_Aim of the task:_ Every line with the string "Номер" in it belongs in your answer, so copy them all from the data.

_Records for the task:_
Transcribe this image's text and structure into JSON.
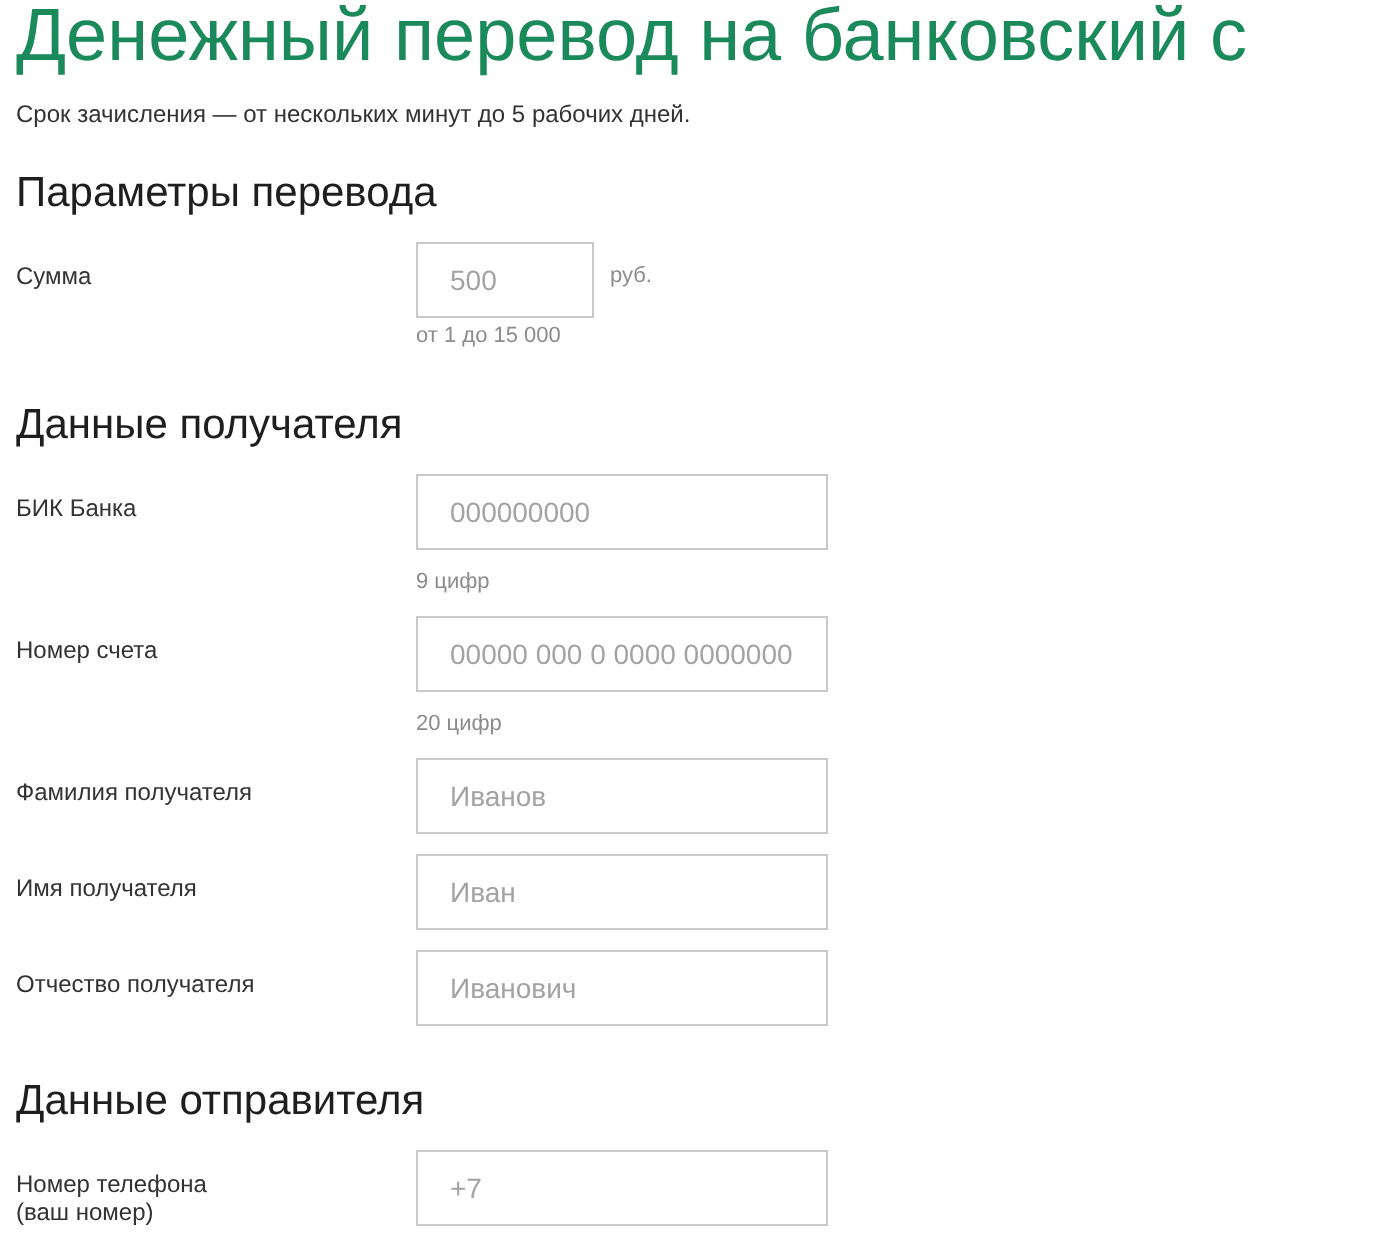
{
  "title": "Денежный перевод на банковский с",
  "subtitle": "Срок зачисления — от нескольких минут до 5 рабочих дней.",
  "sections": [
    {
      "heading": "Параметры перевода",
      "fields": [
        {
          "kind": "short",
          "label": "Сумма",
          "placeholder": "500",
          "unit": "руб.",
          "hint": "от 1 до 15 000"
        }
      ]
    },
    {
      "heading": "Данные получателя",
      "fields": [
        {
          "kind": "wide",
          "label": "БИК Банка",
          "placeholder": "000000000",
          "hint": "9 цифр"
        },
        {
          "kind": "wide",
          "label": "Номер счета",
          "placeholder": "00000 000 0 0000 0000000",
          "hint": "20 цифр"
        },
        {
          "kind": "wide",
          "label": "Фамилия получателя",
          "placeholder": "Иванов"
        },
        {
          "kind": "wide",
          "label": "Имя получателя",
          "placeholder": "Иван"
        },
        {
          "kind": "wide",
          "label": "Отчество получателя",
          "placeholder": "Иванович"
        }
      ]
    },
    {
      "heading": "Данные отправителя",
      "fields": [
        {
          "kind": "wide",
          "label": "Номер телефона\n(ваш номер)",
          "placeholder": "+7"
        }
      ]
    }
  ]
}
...
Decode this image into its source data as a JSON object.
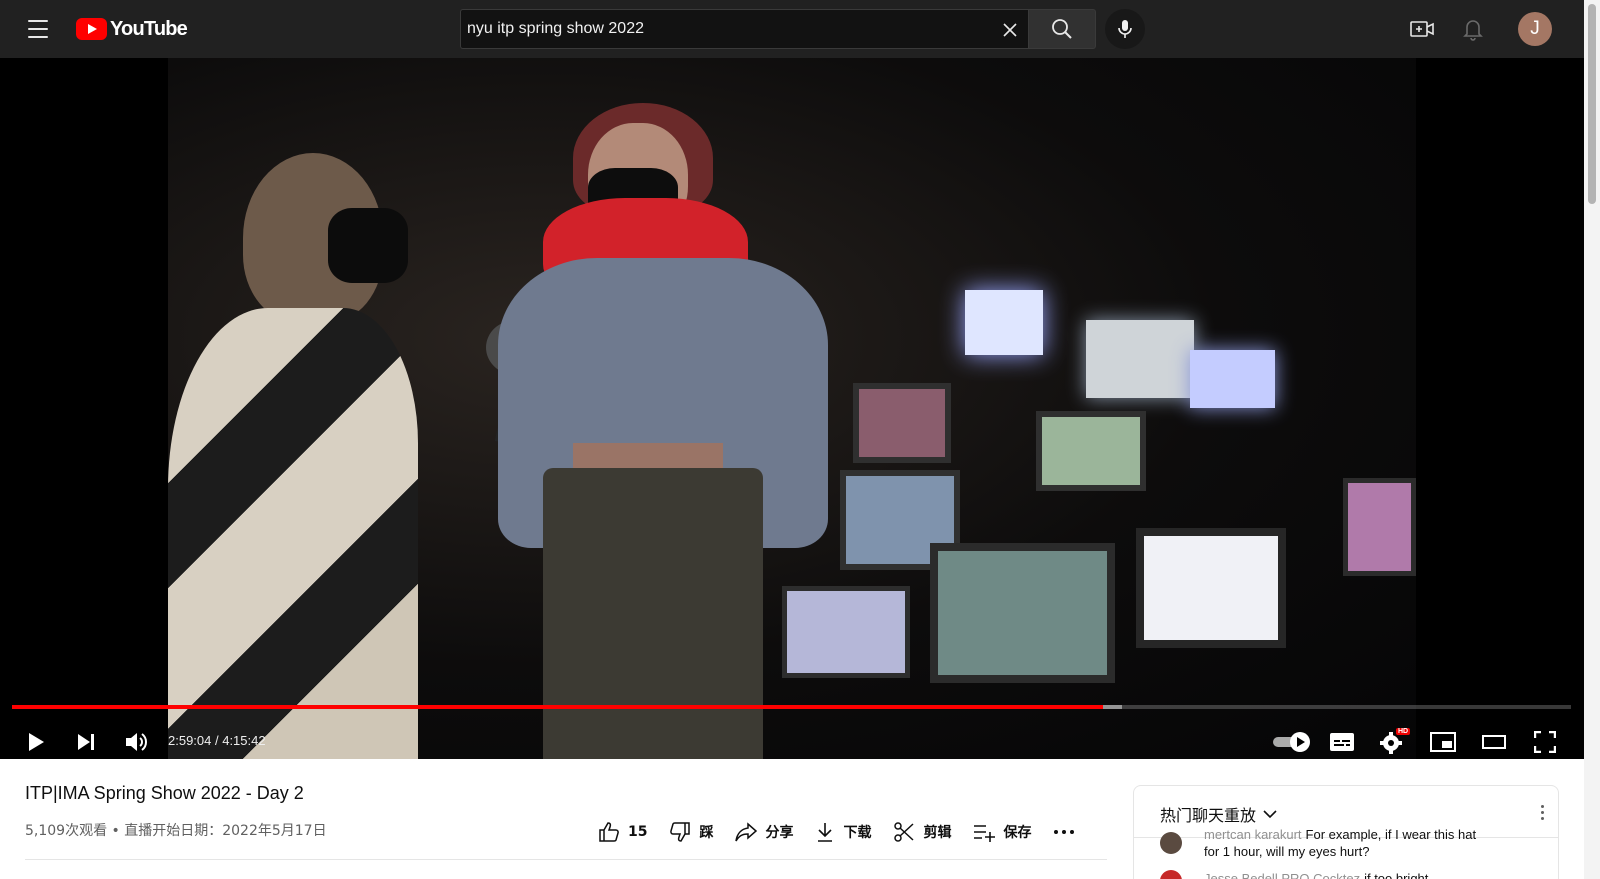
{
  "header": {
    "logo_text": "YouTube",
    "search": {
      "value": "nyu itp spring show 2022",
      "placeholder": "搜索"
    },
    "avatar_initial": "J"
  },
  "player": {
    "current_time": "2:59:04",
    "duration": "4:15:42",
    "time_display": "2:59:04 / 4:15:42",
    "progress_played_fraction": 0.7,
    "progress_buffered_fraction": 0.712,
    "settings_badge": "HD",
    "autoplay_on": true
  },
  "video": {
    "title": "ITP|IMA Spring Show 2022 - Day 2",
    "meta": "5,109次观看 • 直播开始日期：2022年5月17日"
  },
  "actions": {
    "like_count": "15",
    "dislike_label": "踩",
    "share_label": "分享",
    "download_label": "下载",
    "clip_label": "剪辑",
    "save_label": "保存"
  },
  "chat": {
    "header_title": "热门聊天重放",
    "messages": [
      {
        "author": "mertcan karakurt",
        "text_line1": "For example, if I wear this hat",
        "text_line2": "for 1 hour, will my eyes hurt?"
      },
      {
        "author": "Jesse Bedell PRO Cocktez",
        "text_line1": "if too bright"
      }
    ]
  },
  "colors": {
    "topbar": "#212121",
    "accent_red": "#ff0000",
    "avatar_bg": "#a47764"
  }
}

_Solution to this problem:_
          "label": "Номер счета",
          "label": "Номер телефона\n(ваш номер)",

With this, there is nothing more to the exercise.